■ **WHAT IS BEING ASKED**: Your answer should consist of the lines holding "Portal", copied from the material below.

■ **TASK INPUTS**:
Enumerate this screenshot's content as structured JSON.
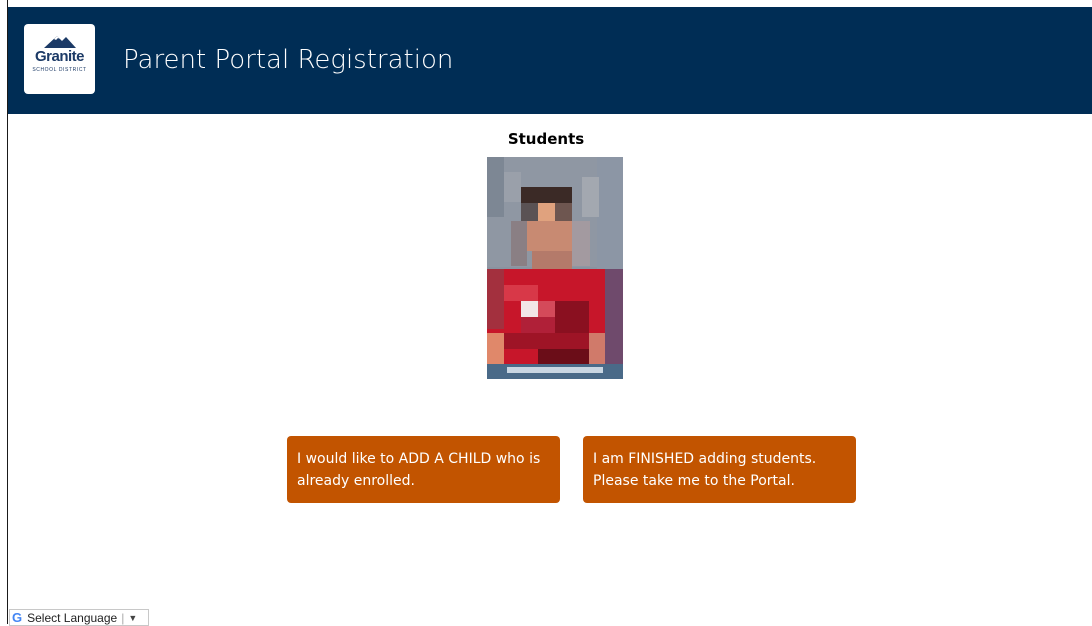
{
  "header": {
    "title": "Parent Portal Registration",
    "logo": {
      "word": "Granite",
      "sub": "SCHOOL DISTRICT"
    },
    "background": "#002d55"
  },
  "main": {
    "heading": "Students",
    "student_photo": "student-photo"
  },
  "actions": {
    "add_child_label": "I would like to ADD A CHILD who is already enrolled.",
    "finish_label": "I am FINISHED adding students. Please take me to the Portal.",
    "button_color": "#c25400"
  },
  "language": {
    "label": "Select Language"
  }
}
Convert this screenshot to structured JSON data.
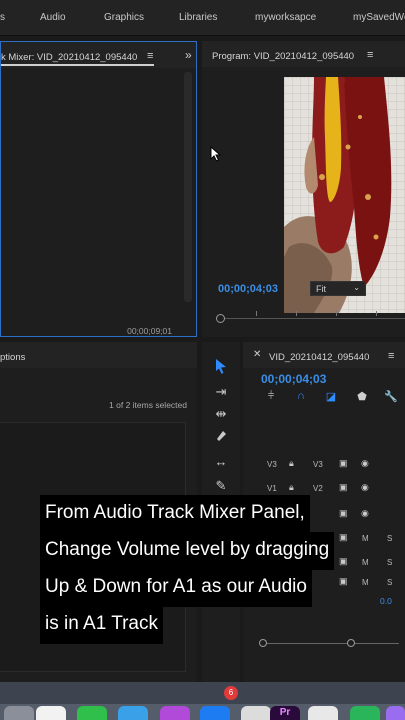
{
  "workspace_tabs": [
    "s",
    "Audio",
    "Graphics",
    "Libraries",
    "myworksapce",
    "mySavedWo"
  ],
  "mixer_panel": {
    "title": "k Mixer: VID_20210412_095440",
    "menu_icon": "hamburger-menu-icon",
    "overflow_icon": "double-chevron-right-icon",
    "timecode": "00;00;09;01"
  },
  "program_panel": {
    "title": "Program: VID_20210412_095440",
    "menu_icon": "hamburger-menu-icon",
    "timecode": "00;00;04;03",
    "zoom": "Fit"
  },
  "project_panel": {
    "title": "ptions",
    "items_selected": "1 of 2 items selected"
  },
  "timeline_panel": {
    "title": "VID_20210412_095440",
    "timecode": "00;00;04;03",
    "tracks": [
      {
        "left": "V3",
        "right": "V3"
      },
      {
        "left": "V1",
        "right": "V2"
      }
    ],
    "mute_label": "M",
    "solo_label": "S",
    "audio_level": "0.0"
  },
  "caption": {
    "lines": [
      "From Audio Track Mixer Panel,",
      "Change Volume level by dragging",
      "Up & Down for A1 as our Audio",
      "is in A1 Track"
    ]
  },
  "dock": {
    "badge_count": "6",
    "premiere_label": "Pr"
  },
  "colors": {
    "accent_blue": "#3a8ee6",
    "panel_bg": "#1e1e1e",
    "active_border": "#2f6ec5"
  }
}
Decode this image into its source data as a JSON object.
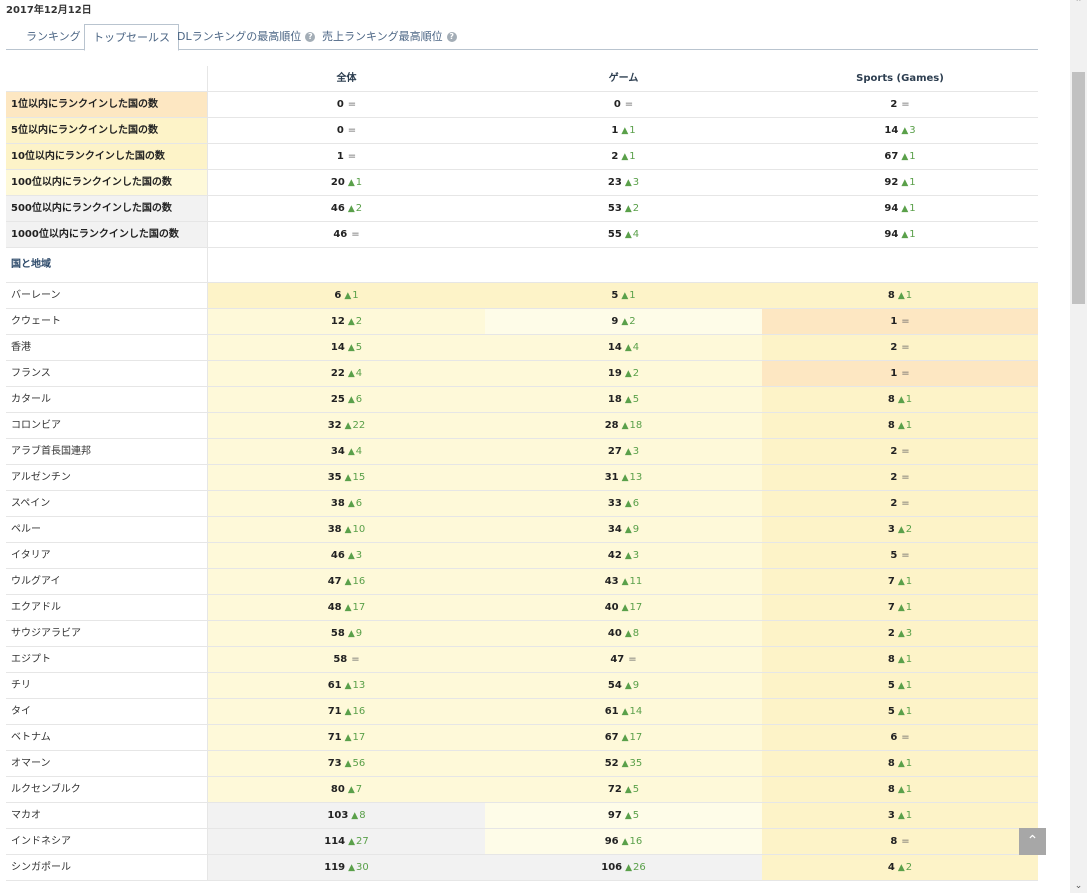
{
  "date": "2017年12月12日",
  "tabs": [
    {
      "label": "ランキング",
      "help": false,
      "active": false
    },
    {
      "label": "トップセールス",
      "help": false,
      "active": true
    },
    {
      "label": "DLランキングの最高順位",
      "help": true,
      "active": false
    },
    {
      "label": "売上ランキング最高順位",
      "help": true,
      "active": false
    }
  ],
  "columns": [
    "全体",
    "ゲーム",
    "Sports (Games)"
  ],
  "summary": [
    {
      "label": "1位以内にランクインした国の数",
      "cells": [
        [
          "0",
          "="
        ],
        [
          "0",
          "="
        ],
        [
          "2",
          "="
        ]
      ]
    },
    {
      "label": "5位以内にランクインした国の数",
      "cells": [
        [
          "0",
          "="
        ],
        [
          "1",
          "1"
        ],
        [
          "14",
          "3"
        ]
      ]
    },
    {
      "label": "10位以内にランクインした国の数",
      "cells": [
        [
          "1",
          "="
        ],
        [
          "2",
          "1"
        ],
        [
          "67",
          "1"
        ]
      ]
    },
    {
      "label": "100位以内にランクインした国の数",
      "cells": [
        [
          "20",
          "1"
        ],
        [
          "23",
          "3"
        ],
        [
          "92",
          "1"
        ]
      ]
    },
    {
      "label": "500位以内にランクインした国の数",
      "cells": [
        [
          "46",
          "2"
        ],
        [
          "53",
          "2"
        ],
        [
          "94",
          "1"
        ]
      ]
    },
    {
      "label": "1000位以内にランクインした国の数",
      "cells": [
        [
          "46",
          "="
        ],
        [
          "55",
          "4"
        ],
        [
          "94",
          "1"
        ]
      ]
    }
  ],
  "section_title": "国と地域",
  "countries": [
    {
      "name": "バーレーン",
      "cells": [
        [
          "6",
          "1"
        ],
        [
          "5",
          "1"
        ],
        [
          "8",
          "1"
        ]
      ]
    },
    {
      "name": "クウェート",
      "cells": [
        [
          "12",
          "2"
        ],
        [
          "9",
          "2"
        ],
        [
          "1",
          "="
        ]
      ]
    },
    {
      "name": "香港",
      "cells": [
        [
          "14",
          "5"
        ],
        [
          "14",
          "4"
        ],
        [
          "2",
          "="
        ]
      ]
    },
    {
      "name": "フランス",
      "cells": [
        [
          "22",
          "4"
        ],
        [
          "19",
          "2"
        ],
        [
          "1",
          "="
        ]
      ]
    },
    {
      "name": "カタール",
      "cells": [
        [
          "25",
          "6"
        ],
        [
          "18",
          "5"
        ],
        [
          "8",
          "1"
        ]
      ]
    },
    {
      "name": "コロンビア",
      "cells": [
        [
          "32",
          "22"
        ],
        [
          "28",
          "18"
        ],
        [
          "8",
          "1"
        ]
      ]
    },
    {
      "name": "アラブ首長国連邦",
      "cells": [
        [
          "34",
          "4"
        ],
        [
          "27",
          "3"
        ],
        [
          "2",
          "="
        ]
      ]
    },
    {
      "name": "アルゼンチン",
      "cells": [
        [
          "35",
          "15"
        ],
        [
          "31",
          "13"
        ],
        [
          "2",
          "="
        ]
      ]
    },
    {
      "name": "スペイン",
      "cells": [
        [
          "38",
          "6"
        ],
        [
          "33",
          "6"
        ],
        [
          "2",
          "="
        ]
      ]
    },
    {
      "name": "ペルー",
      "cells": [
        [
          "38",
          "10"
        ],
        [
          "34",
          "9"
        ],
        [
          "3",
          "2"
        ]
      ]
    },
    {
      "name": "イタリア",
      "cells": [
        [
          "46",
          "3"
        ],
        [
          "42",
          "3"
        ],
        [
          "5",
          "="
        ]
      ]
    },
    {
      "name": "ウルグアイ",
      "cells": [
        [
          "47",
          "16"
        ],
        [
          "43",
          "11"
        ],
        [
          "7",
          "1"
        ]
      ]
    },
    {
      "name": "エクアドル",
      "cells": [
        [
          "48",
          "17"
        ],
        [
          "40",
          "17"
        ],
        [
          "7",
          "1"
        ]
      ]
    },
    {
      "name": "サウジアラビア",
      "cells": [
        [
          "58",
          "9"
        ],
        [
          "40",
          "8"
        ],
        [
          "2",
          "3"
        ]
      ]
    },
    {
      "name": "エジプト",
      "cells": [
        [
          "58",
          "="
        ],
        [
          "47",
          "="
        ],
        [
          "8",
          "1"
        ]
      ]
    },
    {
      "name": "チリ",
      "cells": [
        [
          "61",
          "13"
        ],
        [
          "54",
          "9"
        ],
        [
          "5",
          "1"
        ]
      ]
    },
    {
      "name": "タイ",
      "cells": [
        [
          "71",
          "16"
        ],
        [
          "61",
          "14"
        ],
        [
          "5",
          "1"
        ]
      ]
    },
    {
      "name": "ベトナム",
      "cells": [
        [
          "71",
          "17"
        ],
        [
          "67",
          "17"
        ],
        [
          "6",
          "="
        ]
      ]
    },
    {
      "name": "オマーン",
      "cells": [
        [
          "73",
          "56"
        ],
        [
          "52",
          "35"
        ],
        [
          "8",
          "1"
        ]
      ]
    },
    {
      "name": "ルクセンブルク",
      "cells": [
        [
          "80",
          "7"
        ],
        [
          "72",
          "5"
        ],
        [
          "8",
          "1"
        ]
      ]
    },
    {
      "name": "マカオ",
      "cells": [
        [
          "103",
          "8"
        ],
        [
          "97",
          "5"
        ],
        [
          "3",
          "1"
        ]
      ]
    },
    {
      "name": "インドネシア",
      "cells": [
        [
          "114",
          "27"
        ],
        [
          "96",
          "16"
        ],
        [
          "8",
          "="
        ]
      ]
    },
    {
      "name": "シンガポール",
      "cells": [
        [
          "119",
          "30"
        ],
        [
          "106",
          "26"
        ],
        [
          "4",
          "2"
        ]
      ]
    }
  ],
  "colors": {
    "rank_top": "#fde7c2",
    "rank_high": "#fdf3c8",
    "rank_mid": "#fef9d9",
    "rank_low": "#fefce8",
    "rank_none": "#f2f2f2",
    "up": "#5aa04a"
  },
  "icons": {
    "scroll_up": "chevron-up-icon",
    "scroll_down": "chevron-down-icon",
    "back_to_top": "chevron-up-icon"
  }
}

■ **SOLVED EXERCISE**:
    "title": "Parent Portal Registration",
    "finish_label": "I am FINISHED adding students. Please take me to the Portal.",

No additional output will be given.